Bunche, Ralph J. (Johnson)

(1904–71) diplomat, statesman; born in Detroit, Mich. He worked his way through college and traveled, wrote (A World View of Race, 1937), and taught at Howard University (1928–41). He served in the Office of Strategic Services (1941–44) and then the State Department (1944–47). At the start of his long career with the United Nations (1947–71), he was the acting mediator for the U.N. Palestine Commission (1948, 1949), and won the Nobel Peace prize for this work (1950). He subsequently became under secretary (1955–67) and under secretary general (1967–71) for the United Nations. Most noted for his expertise on colonial affairs and race relations, he directed UN peacekeeping efforts in the Suez (1956), the Congo (1964), and Cyprus (1964). Although he was not an overt activist or spokesman during his public career he was arguably the most prominent role model for his fellow African-Americans until the emergence of Martin Luther King Jr.

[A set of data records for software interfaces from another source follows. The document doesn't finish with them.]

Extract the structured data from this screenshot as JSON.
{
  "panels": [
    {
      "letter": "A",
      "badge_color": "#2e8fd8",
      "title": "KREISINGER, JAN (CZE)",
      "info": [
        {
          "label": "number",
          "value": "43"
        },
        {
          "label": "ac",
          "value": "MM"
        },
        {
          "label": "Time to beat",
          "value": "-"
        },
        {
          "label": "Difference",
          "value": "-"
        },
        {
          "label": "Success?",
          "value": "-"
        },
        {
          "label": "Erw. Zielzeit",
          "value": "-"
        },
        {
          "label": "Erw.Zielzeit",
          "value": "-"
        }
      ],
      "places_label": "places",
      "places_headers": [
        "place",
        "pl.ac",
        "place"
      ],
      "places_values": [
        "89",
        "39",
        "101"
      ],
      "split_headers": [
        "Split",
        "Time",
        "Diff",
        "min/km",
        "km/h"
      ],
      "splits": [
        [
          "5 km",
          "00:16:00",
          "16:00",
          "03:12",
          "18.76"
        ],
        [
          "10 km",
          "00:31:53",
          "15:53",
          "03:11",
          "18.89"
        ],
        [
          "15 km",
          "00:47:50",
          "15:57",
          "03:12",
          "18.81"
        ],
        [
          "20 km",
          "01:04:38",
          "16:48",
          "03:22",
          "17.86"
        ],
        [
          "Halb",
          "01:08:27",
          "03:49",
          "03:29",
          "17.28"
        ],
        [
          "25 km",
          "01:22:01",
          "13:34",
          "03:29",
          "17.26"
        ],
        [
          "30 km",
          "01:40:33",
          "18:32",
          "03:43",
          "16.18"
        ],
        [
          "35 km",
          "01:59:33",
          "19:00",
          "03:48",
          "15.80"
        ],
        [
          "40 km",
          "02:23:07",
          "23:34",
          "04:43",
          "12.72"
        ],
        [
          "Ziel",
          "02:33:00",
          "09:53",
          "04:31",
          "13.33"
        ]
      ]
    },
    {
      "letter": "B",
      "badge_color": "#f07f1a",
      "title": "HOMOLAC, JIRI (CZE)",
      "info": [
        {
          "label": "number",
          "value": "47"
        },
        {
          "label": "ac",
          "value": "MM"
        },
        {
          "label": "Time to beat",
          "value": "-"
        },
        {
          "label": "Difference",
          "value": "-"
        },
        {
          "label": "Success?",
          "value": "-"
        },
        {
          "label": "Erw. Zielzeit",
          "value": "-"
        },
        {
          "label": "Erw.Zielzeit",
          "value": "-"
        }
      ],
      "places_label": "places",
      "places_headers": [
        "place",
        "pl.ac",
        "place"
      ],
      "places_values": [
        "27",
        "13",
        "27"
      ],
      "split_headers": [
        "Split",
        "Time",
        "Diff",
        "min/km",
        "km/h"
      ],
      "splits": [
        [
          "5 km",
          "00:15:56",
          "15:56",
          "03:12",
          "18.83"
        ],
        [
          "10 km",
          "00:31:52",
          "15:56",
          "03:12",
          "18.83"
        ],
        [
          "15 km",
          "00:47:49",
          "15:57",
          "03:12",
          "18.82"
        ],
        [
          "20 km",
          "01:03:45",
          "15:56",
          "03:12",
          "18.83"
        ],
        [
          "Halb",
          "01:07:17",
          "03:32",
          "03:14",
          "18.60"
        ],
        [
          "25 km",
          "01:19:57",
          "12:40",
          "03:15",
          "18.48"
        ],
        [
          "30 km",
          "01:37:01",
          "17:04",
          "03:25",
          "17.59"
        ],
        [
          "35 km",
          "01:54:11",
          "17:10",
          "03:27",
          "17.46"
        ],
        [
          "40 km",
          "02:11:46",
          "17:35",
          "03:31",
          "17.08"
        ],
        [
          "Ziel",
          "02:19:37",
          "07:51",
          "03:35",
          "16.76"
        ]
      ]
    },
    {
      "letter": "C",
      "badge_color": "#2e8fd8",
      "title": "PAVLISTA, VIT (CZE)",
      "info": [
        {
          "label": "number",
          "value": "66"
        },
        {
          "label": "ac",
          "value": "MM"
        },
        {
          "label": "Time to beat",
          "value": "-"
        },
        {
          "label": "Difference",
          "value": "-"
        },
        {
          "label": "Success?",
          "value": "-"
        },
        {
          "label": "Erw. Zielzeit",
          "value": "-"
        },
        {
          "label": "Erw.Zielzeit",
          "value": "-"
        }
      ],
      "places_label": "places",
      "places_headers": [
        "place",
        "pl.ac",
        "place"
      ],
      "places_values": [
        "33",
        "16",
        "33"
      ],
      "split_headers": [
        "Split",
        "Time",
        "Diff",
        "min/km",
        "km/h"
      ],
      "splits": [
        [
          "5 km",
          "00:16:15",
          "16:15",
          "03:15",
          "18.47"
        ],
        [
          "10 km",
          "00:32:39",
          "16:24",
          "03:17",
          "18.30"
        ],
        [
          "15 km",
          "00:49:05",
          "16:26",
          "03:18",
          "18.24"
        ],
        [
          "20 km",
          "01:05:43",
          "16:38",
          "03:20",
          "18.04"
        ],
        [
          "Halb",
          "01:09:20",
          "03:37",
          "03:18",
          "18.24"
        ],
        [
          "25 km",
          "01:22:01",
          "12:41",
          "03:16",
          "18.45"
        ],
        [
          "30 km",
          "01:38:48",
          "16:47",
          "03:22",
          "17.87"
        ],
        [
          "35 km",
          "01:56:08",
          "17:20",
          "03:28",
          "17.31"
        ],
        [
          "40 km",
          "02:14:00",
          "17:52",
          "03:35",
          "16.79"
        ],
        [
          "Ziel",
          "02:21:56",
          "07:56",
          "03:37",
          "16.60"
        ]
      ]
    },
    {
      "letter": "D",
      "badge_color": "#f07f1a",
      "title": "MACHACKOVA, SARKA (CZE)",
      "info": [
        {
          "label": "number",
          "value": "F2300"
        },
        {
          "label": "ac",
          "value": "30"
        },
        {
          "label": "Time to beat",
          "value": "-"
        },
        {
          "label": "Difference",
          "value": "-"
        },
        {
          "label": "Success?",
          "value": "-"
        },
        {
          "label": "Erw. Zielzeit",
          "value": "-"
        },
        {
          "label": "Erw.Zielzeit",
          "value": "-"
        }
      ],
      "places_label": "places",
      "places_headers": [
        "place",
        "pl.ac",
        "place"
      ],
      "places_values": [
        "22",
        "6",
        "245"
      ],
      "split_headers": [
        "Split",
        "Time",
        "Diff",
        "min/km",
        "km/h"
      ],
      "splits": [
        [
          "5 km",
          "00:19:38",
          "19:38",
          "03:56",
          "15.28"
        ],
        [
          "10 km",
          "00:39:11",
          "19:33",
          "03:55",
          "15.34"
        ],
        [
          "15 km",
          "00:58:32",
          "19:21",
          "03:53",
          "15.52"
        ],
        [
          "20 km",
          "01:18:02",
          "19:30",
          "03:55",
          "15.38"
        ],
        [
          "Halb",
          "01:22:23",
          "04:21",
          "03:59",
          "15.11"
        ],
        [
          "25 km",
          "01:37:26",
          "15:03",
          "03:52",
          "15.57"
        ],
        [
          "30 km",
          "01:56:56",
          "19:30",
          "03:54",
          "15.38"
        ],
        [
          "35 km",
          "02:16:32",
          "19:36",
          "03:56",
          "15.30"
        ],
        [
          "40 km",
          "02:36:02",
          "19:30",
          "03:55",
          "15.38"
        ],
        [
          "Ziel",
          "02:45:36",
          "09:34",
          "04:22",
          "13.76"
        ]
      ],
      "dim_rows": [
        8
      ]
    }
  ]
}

The Cambridge Dictionary of American Biography, by John S. Bowman. Copyright © Cambridge University Press 1995. Reproduced with permission.